Thursday, April 1, 2010

Asparagus-Leek Risotto

All my local grocery stores are selling asparagus now. They’re a great vegetable for anyone on a low sodium diet. Perfect steamed, sautéed in stir fries, and especially tasty when roasted in a bit of olive oil.

A while ago I found a recipe in Better Homes and Gardens magazine for asparagus risotto. Although I’ve always been intrigued by risotto, most recipes call for some sort of wine and/or inordinate amounts of Parmesan cheese. I never use wine in my cooking, and too much Parmesan cheese is a no-no when trying to eat & cook low sodium. The recipe clipping languished in my “To Try” files for almost two years before I finally got around to making it. I’m glad I did because it’s a wonderful dish.

The thing that sets it aside from other risotto recipes is the use of lemon -- both the zest and juice. That little bit of lemon goes a long way toward making the lower sodium version tasty. Here’s the recipe and my notes for making a lower sodium version:

Asparagus-Leek Risotto
Adapted from Better Homes & Garden
(Printable Recipe)

¾ lb. asparagus spears, trimmed
2 Tbsp. olive oil
1½ cups sliced leeks
1 cup Arborio rice
3 cups NSA chicken broth
1/3 cup freshly grated Parmesan cheese (I used just 2-3 tablespoons)
2 Tbsp. snipped fresh parsley (The fresh herb adds a special zing; add more if you like)½ tsp. finely shredded lemon peel
1 Tbsp. lemon juice (I used an additional Tbsp.)
¼ tsp. freshly ground course black pepper
Lemon slices (or thin wedges) and Lemon peel

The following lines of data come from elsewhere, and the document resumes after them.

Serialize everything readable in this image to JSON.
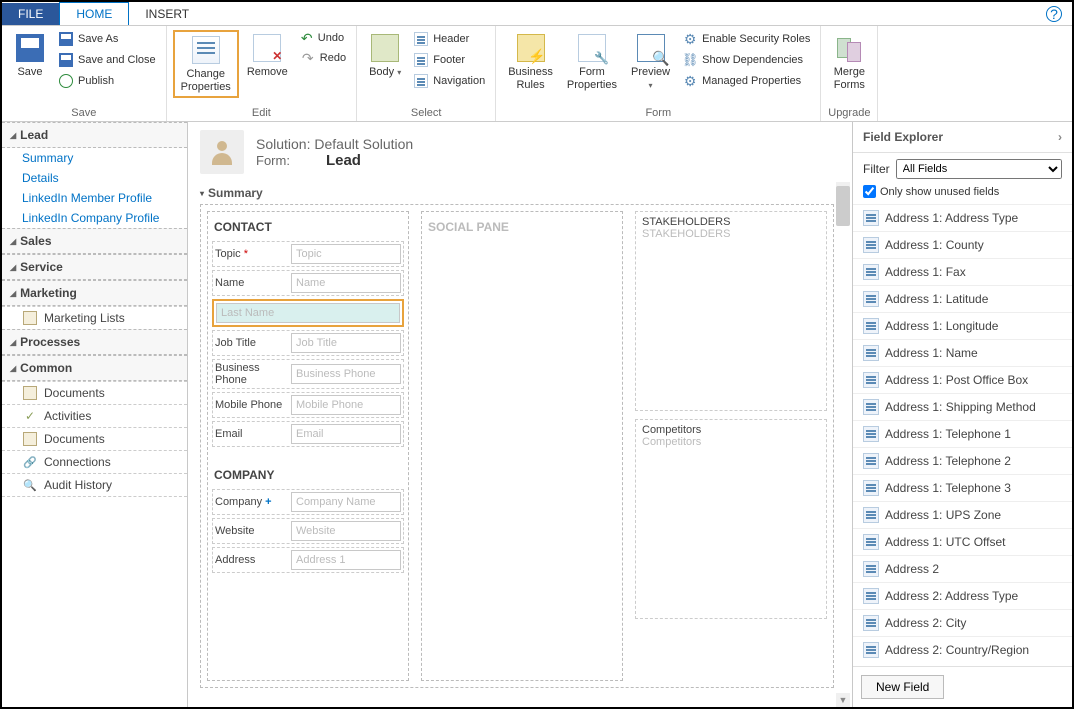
{
  "tabs": {
    "file": "FILE",
    "home": "HOME",
    "insert": "INSERT"
  },
  "ribbon": {
    "save": {
      "big": "Save",
      "saveAs": "Save As",
      "saveClose": "Save and Close",
      "publish": "Publish",
      "group": "Save"
    },
    "edit": {
      "changeProps": "Change\nProperties",
      "remove": "Remove",
      "undo": "Undo",
      "redo": "Redo",
      "group": "Edit"
    },
    "select": {
      "body": "Body",
      "header": "Header",
      "footer": "Footer",
      "nav": "Navigation",
      "group": "Select"
    },
    "form": {
      "rules": "Business\nRules",
      "props": "Form\nProperties",
      "preview": "Preview",
      "sec": "Enable Security Roles",
      "dep": "Show Dependencies",
      "man": "Managed Properties",
      "group": "Form"
    },
    "upgrade": {
      "merge": "Merge\nForms",
      "group": "Upgrade"
    }
  },
  "leftNav": {
    "lead": {
      "title": "Lead",
      "links": [
        "Summary",
        "Details",
        "LinkedIn Member Profile",
        "LinkedIn Company Profile"
      ]
    },
    "sales": "Sales",
    "service": "Service",
    "marketing": {
      "title": "Marketing",
      "items": [
        "Marketing Lists"
      ]
    },
    "processes": "Processes",
    "common": {
      "title": "Common",
      "items": [
        "Documents",
        "Activities",
        "Documents",
        "Connections",
        "Audit History"
      ]
    }
  },
  "canvas": {
    "solutionLabel": "Solution:",
    "solutionName": "Default Solution",
    "formLabel": "Form:",
    "formName": "Lead",
    "summary": "Summary",
    "contact": {
      "title": "CONTACT",
      "fields": [
        {
          "label": "Topic",
          "ph": "Topic",
          "req": true
        },
        {
          "label": "Name",
          "ph": "Name"
        },
        {
          "label": "",
          "ph": "Last Name",
          "full": true,
          "hl": true
        },
        {
          "label": "Job Title",
          "ph": "Job Title"
        },
        {
          "label": "Business Phone",
          "ph": "Business Phone"
        },
        {
          "label": "Mobile Phone",
          "ph": "Mobile Phone"
        },
        {
          "label": "Email",
          "ph": "Email"
        }
      ]
    },
    "company": {
      "title": "COMPANY",
      "fields": [
        {
          "label": "Company",
          "ph": "Company Name",
          "rec": true
        },
        {
          "label": "Website",
          "ph": "Website"
        },
        {
          "label": "Address",
          "ph": "Address 1"
        }
      ]
    },
    "socialPane": "SOCIAL PANE",
    "stakeholders": {
      "title": "STAKEHOLDERS",
      "ghost": "STAKEHOLDERS"
    },
    "competitors": {
      "title": "Competitors",
      "ghost": "Competitors"
    }
  },
  "fieldExplorer": {
    "title": "Field Explorer",
    "filterLabel": "Filter",
    "filterValue": "All Fields",
    "unusedLabel": "Only show unused fields",
    "items": [
      "Address 1: Address Type",
      "Address 1: County",
      "Address 1: Fax",
      "Address 1: Latitude",
      "Address 1: Longitude",
      "Address 1: Name",
      "Address 1: Post Office Box",
      "Address 1: Shipping Method",
      "Address 1: Telephone 1",
      "Address 1: Telephone 2",
      "Address 1: Telephone 3",
      "Address 1: UPS Zone",
      "Address 1: UTC Offset",
      "Address 2",
      "Address 2: Address Type",
      "Address 2: City",
      "Address 2: Country/Region"
    ],
    "newField": "New Field"
  }
}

Place asparagus in single layer on baking sheet. Brush or drizzle with 1 tbsp. olive oil; lightly sprinkle black pepper. (I lined the baking sheet with aluminum foil) Bake uncovered, in 450 degree oven about 10 minutes or until crisp-tender. Cool slightly. Cut two-thirds in 2-inch pieces; set aside all asparagus.

Meanwhile, in a large saucepan cook leeks in remaining olive oil until tender. Stir in uncooked rice. Cook and stir over medium heat about 5 minutes or until rice begins to turn golden brown.

In another saucepan bring broth to boiling. Reduce heat and simmer. Carefully stir 1 cup of hot broth into rice mixture. Cook stirring frequently, over medium heat until liquid is absorbed. Then add ½ cup broth at a time, stirring frequently until broth is absorbed before adding more broth (about 22 minutes).

Stir in any remaining broth, cook and stir just until rice is tender and creamy.

Stir in asparagus pieces, cheese, parsley, lemon peel, lemon juice and pepper. Top with reserved asparagus spears, lemon slices, and peel. Each person can use the wedges to add an extra squeeze of lemon juice for even more flavor.

This risotto recipe can easily be adapted to other vegetables. I think green peas would work well, perhaps with a sprinkling of finely chopped mint as a garnish. Also, you could substitute sliced and sauteed mushrooms and/or green onions instead of the leeks. Finely minced garlic would be another great addition. The recipe provides a nice jumping off point for utilizing any fresh vegetable.





4 comments:

Steven said...

I'm glad you're posting again! It's been a long winter without your low-salt cooking ideas ;)

I love asparagus season. It's delicious roasted in the oven with a sprinkling of pepper and a drizzle of olive oil.

shambo said...

Thanks, Steven. It was a long and difficult winter for our family, but we survived.

I love asparagus too, especially roasted. So easy yet with so much flavor. I also love the fact that one bunch roasted can be used for two or three meals or dishes.

Hope you have a wonderful Spring.

bigdaddythinks said...

I've been lurking on your site for a while because it's great. Thanks. I decided to post because I found Herb-ox No Sodium Chicken bouillon at my local Fry's (I live in Arizona). I bet that would work well. It's very good. I use it for soup and also as a flavor sprinkling.

shambo said...

Big Daddy, thanks for the compliment. I use Herb-Ox granules quite often too. They're great for making homemade flavored rice, similar to packaged Rice-A-Roni. I also use it in soups of pork stews when I need a flavor boost.